By Oliver Griffin and Luis Jaime Acosta
BOGOTA (Reuters) – The United Nations and European Union on Tuesday urged calm and warned of the use of excessive force amid further protests against the administration of Colombian President Ivan Duque, while local authorities in epicenter Cali reported a further five deaths and 33 injuries.
The protests – originally called in opposition to a now-canceled tax reform – have become a broad cry for action against poverty and what demonstrators and some advocacy groups say is police violence.
The western city of Cali has become the focus of protests since they began almost a week ago and is the site of 11 of the 19 deaths confirmed by the Andean country’s human rights ombudsman on Monday.

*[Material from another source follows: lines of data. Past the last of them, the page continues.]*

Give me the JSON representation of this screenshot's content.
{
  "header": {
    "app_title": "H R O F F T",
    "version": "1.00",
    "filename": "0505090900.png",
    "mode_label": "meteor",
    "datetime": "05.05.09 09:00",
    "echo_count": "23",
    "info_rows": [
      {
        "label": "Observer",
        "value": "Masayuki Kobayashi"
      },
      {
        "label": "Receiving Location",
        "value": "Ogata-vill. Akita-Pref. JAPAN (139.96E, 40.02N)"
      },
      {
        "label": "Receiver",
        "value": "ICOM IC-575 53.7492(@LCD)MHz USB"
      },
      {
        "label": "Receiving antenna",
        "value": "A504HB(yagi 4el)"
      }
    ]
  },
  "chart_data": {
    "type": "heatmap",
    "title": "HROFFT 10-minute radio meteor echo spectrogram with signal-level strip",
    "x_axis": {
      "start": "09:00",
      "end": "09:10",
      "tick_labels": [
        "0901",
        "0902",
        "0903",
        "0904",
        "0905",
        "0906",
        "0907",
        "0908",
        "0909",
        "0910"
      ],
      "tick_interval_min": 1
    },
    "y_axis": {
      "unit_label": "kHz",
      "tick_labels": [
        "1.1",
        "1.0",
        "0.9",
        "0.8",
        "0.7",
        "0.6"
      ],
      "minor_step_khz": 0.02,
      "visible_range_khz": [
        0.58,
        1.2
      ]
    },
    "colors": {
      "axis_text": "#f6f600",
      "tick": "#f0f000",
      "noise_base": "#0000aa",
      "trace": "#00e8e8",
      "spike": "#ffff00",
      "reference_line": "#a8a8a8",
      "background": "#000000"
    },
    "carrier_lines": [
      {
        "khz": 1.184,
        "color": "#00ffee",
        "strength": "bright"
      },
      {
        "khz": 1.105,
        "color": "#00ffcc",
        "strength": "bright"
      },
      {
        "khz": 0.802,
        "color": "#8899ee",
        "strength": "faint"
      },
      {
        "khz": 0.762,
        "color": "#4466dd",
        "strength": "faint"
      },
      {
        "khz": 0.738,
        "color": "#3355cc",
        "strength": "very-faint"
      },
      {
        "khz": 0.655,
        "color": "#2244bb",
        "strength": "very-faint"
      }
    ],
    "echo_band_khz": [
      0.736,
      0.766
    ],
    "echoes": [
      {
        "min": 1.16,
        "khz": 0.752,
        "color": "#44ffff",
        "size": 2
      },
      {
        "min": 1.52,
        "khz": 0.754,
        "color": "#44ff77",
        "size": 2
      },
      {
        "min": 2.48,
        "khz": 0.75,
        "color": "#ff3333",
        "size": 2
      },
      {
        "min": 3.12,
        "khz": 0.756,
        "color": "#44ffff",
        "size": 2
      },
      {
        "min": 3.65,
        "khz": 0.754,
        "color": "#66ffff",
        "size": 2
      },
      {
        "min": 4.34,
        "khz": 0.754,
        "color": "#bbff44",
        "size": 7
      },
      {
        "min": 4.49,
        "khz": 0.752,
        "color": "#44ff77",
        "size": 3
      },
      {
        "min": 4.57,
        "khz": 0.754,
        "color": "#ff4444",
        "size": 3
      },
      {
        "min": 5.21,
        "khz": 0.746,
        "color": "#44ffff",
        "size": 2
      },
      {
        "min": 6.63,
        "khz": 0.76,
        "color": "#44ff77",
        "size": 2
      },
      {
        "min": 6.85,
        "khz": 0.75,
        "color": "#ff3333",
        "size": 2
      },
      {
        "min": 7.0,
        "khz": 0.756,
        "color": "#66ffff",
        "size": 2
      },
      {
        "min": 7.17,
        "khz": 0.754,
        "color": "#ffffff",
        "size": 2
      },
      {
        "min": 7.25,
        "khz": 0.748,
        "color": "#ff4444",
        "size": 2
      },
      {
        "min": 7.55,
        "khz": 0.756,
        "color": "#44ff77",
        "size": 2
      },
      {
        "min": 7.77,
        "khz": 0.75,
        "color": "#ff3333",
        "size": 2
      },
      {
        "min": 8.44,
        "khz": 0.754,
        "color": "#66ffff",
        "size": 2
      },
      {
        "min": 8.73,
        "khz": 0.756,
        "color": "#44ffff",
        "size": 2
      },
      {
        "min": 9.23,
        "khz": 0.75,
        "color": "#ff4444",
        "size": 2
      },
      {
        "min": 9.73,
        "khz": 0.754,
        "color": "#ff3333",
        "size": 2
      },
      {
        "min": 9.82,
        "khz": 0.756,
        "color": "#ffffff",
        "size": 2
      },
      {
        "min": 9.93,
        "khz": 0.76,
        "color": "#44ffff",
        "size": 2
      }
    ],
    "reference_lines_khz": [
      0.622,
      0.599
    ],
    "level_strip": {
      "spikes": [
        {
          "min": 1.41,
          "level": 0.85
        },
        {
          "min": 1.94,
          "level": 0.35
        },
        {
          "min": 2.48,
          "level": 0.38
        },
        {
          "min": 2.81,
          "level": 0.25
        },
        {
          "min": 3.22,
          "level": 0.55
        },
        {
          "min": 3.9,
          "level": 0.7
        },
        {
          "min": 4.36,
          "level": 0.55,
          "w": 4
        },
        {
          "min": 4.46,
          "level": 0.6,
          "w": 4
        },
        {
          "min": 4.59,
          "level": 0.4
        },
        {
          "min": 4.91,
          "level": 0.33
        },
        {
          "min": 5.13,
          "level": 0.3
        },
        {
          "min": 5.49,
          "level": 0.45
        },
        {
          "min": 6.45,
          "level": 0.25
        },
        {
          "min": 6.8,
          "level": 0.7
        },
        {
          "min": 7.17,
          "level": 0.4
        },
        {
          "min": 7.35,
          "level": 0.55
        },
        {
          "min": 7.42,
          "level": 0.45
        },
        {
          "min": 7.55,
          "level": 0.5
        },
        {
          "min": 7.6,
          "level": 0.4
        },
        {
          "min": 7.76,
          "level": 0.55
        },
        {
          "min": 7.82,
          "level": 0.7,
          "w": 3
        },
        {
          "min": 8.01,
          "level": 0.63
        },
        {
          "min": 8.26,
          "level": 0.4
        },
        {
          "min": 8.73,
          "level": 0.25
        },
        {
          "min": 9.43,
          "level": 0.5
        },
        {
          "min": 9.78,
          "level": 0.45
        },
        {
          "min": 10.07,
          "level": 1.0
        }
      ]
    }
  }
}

The national police has said it will investigate more than two dozen allegations of brutality, while the defense minister has alleged illegal armed groups are infiltrating the protests to cause violence.
“Preliminarily what we know is there were five people killed (and …) 33 injured,” Carlos Rojas, security secretary of Cali told journalists on Tuesday, referring to the night before.
Some 87 people have been reported missing nationally since the protests started, according to the human rights ombudsman.
Intermittent road blockades are delaying shipments out of key Pacific port Buenaventura, according to local authorities.
The United Nation’s Office of the High Commissioner for Human Rights urged calm and warned of police shootings.
“We are deeply alarmed at developments in the city of Cali in Colombia overnight, where police opened fire on demonstrators protesting against tax reforms,” spokesperson Marta Hurtado said in a Tuesday statement.
The European Union also called for security forces to avoid a heavy-handed response.
Protests have so far led to the withdrawal of the original reform and the resignation of Finance Minister Alberto Carrasquilla.
Duque has said his government will draw up another proposal – the result of consultations with lawmakers, civil society and businesses.
New Finance Minister Jose Manuel Restrepo will need to convince Colombians, many of whom have seen their incomes battered by coronavirus lockdowns, that reform is vital, former Finance Minister Mauricio Cardenas told the Reuters Global Markets Forum on Tuesday.
Restrepo “has a huge challenge ahead” Cardenas said.
Anger over long-standing inequalities in the nation of 50 million was a theme of 2019 protests, while police brutality was a focus at 2020 demonstrations.
Major unions, which are planning national marches again on Wednesday, say the government has not lived up to promises of dialogue with civil society.
Marchers on Wednesday will call for a basic income guarantee, the withdrawal of a government health reform proposal and the dissolution of the ESMAD riot police.
Duque has offered military assistance to protect infrastructure and guarantee access to essential services, though mayors of cities including Bogota and Medellin said it was unnecessary.
(Reporting by Oliver Griffin and Luis Jaime Acosta; Editing by Julia Symmes Cobb, Alistair Bell)